According to the State Department, an estimated one million Hondurans reside in the United States, approximately 600,000 of whom are believed to be undocumented. Getting a complete and accurate count of Hondurans in the 2020 Census provides them with an opportunity to shape their future.
Hondurans are people who self-identified as Hispanics of Honduran origin; this includes immigrants from Honduras and those who trace their family ancestry to Honduras. Hondurans are the eighth-largest population of Hispanic origin living in the United States, accounting for 2% of the U.S. Hispanic population in 2017. Since 2000, the Honduran-origin population has increased 296%, growing from 237,000 to 940,000 over the period. At the same time, the Honduran foreign-born population living in the U.S. grew by 215%, from 184,000 in 2000 to 579,000 in 2017.
The numbers of Hondurans immigrating to the United States before 1930 was small, and even during the decade of the 1930’s, only 679 Hondurans entered the country legally. The numbers of immigrants remained low into the 1960’s, when a significant increase began. During that decade, 15,078 Hondurans were granted legal permanent resident status in the United States. By the last year of the twentieth century, an average of more than 7,100 new immigrants per year were coming from Honduras. The increase was due to the first immigration reform, known as the 1965 Immigration and Nationality Act, which made significant changes to U.S. immigration policy by sweeping away a long-standing national origins quota system that favored immigrants from Europe and replacing it with one that emphasized family reunification and skilled immigrants.
Many of the most recent Honduran immigrants to enter the United States legally have been granted temporary protected status because of the devastation in Central America left by Hurricane Mitch in 1998. That status was extended several times, including an extension through January 4, 2021; it grants work authorization and protection from deportation but does not assure permanent residency. As many as 80,000 Hondurans came to the United States under temporary protected status.
Beginning on October 12, 2018, a migrant caravan was formed in San Pedro Sula, the second largest city in Honduras. It originally numbered fewer than 200 people — in line with most past caravans. But as word spread, the mobilization quickly grew. By the time the group had crossed the border into Guatemala, its members traveling by foot and vehicle, it had ballooned to more than 1,000. On January 22, 2020, Department of Homeland Security Acting Secretary Chad F. Wolf issued the following statement regarding the migrant caravan at the Guatemala-Mexico border. “Being part of large group, like a caravan, provides no special treatment or benefits to those who participate. Should any members of the caravan reach the U.S-Mexico border, they will be processed accordingly and quickly removed, returned or repatriated.”

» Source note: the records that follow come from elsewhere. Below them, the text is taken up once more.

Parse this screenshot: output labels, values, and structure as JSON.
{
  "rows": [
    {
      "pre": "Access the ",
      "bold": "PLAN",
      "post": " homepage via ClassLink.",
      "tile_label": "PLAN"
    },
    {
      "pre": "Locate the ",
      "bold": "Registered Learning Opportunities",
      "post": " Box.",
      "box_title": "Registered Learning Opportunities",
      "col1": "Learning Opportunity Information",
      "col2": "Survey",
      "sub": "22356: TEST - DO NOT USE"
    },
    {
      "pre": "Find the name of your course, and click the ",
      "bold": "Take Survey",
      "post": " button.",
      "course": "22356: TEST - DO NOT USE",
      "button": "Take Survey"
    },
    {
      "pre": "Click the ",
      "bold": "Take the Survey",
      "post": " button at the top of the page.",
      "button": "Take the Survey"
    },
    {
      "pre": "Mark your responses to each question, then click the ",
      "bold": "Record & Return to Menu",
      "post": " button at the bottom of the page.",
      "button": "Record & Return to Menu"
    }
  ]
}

There is no doubt that over one million Hondurans reside in the United States. Everyone living in the 50 states, District of Columbia, and five U.S. territories (Puerto Rico, American Samoa, the Commonwealth of the Northern Mariana Islands, Guam, and the U.S. Virgin Islands) is required by law to be counted in the 2020 Census. Getting a complete and accurate census count is critically important. Each home will receive an invitation to respond to a short questionnaire online, by phone, or by mail.
Census results have an impact on planning and funding for health clinics and highways, fire departments and disaster response, education programs such as Head Start and college tuition assistance, and so much more.
Don’t let misinformation keep your friends and family members from responding. Everyone counts. The 2020 Census counts everyone living in the country, including non-citizens.
The 2020 Census is more than a population count. Getting a complete and accurate count of the over one million Hondurans in the 2020 Census provides them with an opportunity to shape the future of their community in the United States of America.